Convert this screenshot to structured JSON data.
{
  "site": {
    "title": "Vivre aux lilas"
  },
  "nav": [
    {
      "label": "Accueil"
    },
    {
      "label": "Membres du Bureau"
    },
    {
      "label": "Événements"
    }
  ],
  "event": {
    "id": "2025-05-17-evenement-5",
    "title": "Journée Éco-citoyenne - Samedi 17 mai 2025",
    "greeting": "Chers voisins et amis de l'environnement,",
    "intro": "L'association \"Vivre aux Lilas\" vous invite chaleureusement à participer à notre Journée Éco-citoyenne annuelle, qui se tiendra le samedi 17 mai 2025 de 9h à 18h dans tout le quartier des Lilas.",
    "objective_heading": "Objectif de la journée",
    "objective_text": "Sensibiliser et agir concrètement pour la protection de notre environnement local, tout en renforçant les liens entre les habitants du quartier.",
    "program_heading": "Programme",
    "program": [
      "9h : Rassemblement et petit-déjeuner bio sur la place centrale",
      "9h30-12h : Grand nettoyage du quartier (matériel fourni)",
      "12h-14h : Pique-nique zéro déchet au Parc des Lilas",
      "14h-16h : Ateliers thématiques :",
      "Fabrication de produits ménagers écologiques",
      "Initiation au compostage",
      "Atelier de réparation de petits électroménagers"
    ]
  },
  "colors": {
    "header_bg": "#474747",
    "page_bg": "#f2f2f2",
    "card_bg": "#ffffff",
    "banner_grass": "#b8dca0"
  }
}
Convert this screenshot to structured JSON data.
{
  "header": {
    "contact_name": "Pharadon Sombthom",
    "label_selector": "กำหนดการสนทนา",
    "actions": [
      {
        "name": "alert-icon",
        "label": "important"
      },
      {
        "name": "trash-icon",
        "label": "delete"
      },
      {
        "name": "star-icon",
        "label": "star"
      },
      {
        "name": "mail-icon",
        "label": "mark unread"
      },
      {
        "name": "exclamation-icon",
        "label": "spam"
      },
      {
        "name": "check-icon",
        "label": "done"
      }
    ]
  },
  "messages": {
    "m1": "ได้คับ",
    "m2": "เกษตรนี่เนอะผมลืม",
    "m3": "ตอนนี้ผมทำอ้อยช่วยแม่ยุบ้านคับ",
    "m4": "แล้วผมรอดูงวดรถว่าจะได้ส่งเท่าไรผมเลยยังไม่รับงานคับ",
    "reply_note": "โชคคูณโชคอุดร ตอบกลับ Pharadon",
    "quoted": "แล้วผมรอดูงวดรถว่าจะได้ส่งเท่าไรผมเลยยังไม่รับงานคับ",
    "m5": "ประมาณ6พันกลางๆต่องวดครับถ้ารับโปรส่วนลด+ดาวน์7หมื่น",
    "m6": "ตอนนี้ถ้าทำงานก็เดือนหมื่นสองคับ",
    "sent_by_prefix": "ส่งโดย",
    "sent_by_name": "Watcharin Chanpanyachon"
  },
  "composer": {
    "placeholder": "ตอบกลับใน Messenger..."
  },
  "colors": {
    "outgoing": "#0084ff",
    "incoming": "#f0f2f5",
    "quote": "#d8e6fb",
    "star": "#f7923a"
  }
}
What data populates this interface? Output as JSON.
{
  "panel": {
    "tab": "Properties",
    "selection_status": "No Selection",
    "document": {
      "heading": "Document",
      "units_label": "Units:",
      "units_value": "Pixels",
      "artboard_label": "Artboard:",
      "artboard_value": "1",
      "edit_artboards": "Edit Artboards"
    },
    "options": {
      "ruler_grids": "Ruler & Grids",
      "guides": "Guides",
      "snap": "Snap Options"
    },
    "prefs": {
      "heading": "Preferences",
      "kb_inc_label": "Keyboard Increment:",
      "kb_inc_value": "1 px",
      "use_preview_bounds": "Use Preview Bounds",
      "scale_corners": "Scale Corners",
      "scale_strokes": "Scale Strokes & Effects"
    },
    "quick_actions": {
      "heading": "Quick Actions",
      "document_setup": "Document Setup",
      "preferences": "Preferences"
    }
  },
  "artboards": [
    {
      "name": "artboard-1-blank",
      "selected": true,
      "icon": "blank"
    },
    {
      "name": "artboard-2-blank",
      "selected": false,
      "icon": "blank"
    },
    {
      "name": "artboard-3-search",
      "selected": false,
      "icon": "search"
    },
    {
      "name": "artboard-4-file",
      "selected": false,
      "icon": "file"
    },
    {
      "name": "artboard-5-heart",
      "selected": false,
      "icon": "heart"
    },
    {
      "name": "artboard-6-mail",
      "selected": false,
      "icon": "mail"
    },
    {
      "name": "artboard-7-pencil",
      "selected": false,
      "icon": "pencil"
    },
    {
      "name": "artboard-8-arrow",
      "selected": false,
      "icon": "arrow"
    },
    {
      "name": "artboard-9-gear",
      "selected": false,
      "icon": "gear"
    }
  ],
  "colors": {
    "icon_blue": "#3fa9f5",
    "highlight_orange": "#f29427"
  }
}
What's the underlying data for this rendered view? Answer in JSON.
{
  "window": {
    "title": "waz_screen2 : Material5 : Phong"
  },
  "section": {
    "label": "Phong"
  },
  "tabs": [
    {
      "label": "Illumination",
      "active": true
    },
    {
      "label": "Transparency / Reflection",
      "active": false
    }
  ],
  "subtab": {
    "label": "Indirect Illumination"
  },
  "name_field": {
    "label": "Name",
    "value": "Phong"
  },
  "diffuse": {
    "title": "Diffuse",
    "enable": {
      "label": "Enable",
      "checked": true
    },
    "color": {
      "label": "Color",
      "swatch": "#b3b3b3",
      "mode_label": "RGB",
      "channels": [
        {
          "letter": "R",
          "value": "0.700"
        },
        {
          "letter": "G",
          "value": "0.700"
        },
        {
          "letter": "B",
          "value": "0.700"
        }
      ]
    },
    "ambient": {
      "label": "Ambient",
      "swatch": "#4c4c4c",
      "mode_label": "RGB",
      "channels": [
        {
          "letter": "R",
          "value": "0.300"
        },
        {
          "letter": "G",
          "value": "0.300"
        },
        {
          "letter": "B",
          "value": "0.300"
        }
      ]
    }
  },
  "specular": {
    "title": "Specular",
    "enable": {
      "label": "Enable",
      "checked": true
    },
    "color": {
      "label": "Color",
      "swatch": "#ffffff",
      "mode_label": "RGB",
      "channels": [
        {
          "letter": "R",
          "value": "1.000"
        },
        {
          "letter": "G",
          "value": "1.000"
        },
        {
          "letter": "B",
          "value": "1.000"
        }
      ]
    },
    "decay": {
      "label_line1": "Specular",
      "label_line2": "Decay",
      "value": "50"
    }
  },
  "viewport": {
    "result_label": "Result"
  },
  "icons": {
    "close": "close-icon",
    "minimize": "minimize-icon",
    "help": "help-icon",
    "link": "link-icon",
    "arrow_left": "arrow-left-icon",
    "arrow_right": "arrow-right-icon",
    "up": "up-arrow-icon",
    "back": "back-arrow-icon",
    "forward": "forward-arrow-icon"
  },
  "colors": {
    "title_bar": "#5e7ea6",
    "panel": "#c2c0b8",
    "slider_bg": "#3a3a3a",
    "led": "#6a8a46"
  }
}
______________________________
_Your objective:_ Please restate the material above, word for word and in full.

_Solution to this exercise:_
Convert this screenshot to structured JSON data.
{
  "site": {
    "title": "Vivre aux lilas"
  },
  "nav": [
    {
      "label": "Accueil"
    },
    {
      "label": "Membres du Bureau"
    },
    {
      "label": "Événements"
    }
  ],
  "event": {
    "id": "2025-05-17-evenement-5",
    "title": "Journée Éco-citoyenne - Samedi 17 mai 2025",
    "greeting": "Chers voisins et amis de l'environnement,",
    "intro": "L'association \"Vivre aux Lilas\" vous invite chaleureusement à participer à notre Journée Éco-citoyenne annuelle, qui se tiendra le samedi 17 mai 2025 de 9h à 18h dans tout le quartier des Lilas.",
    "objective_heading": "Objectif de la journée",
    "objective_text": "Sensibiliser et agir concrètement pour la protection de notre environnement local, tout en renforçant les liens entre les habitants du quartier.",
    "program_heading": "Programme",
    "program": [
      "9h : Rassemblement et petit-déjeuner bio sur la place centrale",
      "9h30-12h : Grand nettoyage du quartier (matériel fourni)",
      "12h-14h : Pique-nique zéro déchet au Parc des Lilas",
      "14h-16h : Ateliers thématiques :",
      "Fabrication de produits ménagers écologiques",
      "Initiation au compostage",
      "Atelier de réparation de petits électroménagers"
    ]
  },
  "colors": {
    "header_bg": "#474747",
    "page_bg": "#f2f2f2",
    "card_bg": "#ffffff",
    "banner_grass": "#b8dca0"
  }
}
Convert this screenshot to structured JSON data.
{
  "header": {
    "contact_name": "Pharadon Sombthom",
    "label_selector": "กำหนดการสนทนา",
    "actions": [
      {
        "name": "alert-icon",
        "label": "important"
      },
      {
        "name": "trash-icon",
        "label": "delete"
      },
      {
        "name": "star-icon",
        "label": "star"
      },
      {
        "name": "mail-icon",
        "label": "mark unread"
      },
      {
        "name": "exclamation-icon",
        "label": "spam"
      },
      {
        "name": "check-icon",
        "label": "done"
      }
    ]
  },
  "messages": {
    "m1": "ได้คับ",
    "m2": "เกษตรนี่เนอะผมลืม",
    "m3": "ตอนนี้ผมทำอ้อยช่วยแม่ยุบ้านคับ",
    "m4": "แล้วผมรอดูงวดรถว่าจะได้ส่งเท่าไรผมเลยยังไม่รับงานคับ",
    "reply_note": "โชคคูณโชคอุดร ตอบกลับ Pharadon",
    "quoted": "แล้วผมรอดูงวดรถว่าจะได้ส่งเท่าไรผมเลยยังไม่รับงานคับ",
    "m5": "ประมาณ6พันกลางๆต่องวดครับถ้ารับโปรส่วนลด+ดาวน์7หมื่น",
    "m6": "ตอนนี้ถ้าทำงานก็เดือนหมื่นสองคับ",
    "sent_by_prefix": "ส่งโดย",
    "sent_by_name": "Watcharin Chanpanyachon"
  },
  "composer": {
    "placeholder": "ตอบกลับใน Messenger..."
  },
  "colors": {
    "outgoing": "#0084ff",
    "incoming": "#f0f2f5",
    "quote": "#d8e6fb",
    "star": "#f7923a"
  }
}
What data populates this interface? Output as JSON.
{
  "panel": {
    "tab": "Properties",
    "selection_status": "No Selection",
    "document": {
      "heading": "Document",
      "units_label": "Units:",
      "units_value": "Pixels",
      "artboard_label": "Artboard:",
      "artboard_value": "1",
      "edit_artboards": "Edit Artboards"
    },
    "options": {
      "ruler_grids": "Ruler & Grids",
      "guides": "Guides",
      "snap": "Snap Options"
    },
    "prefs": {
      "heading": "Preferences",
      "kb_inc_label": "Keyboard Increment:",
      "kb_inc_value": "1 px",
      "use_preview_bounds": "Use Preview Bounds",
      "scale_corners": "Scale Corners",
      "scale_strokes": "Scale Strokes & Effects"
    },
    "quick_actions": {
      "heading": "Quick Actions",
      "document_setup": "Document Setup",
      "preferences": "Preferences"
    }
  },
  "artboards": [
    {
      "name": "artboard-1-blank",
      "selected": true,
      "icon": "blank"
    },
    {
      "name": "artboard-2-blank",
      "selected": false,
      "icon": "blank"
    },
    {
      "name": "artboard-3-search",
      "selected": false,
      "icon": "search"
    },
    {
      "name": "artboard-4-file",
      "selected": false,
      "icon": "file"
    },
    {
      "name": "artboard-5-heart",
      "selected": false,
      "icon": "heart"
    },
    {
      "name": "artboard-6-mail",
      "selected": false,
      "icon": "mail"
    },
    {
      "name": "artboard-7-pencil",
      "selected": false,
      "icon": "pencil"
    },
    {
      "name": "artboard-8-arrow",
      "selected": false,
      "icon": "arrow"
    },
    {
      "name": "artboard-9-gear",
      "selected": false,
      "icon": "gear"
    }
  ],
  "colors": {
    "icon_blue": "#3fa9f5",
    "highlight_orange": "#f29427"
  }
}
What's the underlying data for this rendered view? Answer in JSON.
{
  "window": {
    "title": "waz_screen2 : Material5 : Phong"
  },
  "section": {
    "label": "Phong"
  },
  "tabs": [
    {
      "label": "Illumination",
      "active": true
    },
    {
      "label": "Transparency / Reflection",
      "active": false
    }
  ],
  "subtab": {
    "label": "Indirect Illumination"
  },
  "name_field": {
    "label": "Name",
    "value": "Phong"
  },
  "diffuse": {
    "title": "Diffuse",
    "enable": {
      "label": "Enable",
      "checked": true
    },
    "color": {
      "label": "Color",
      "swatch": "#b3b3b3",
      "mode_label": "RGB",
      "channels": [
        {
          "letter": "R",
          "value": "0.700"
        },
        {
          "letter": "G",
          "value": "0.700"
        },
        {
          "letter": "B",
          "value": "0.700"
        }
      ]
    },
    "ambient": {
      "label": "Ambient",
      "swatch": "#4c4c4c",
      "mode_label": "RGB",
      "channels": [
        {
          "letter": "R",
          "value": "0.300"
        },
        {
          "letter": "G",
          "value": "0.300"
        },
        {
          "letter": "B",
          "value": "0.300"
        }
      ]
    }
  },
  "specular": {
    "title": "Specular",
    "enable": {
      "label": "Enable",
      "checked": true
    },
    "color": {
      "label": "Color",
      "swatch": "#ffffff",
      "mode_label": "RGB",
      "channels": [
        {
          "letter": "R",
          "value": "1.000"
        },
        {
          "letter": "G",
          "value": "1.000"
        },
        {
          "letter": "B",
          "value": "1.000"
        }
      ]
    },
    "decay": {
      "label_line1": "Specular",
      "label_line2": "Decay",
      "value": "50"
    }
  },
  "viewport": {
    "result_label": "Result"
  },
  "icons": {
    "close": "close-icon",
    "minimize": "minimize-icon",
    "help": "help-icon",
    "link": "link-icon",
    "arrow_left": "arrow-left-icon",
    "arrow_right": "arrow-right-icon",
    "up": "up-arrow-icon",
    "back": "back-arrow-icon",
    "forward": "forward-arrow-icon"
  },
  "colors": {
    "title_bar": "#5e7ea6",
    "panel": "#c2c0b8",
    "slider_bg": "#3a3a3a",
    "led": "#6a8a46"
  }
}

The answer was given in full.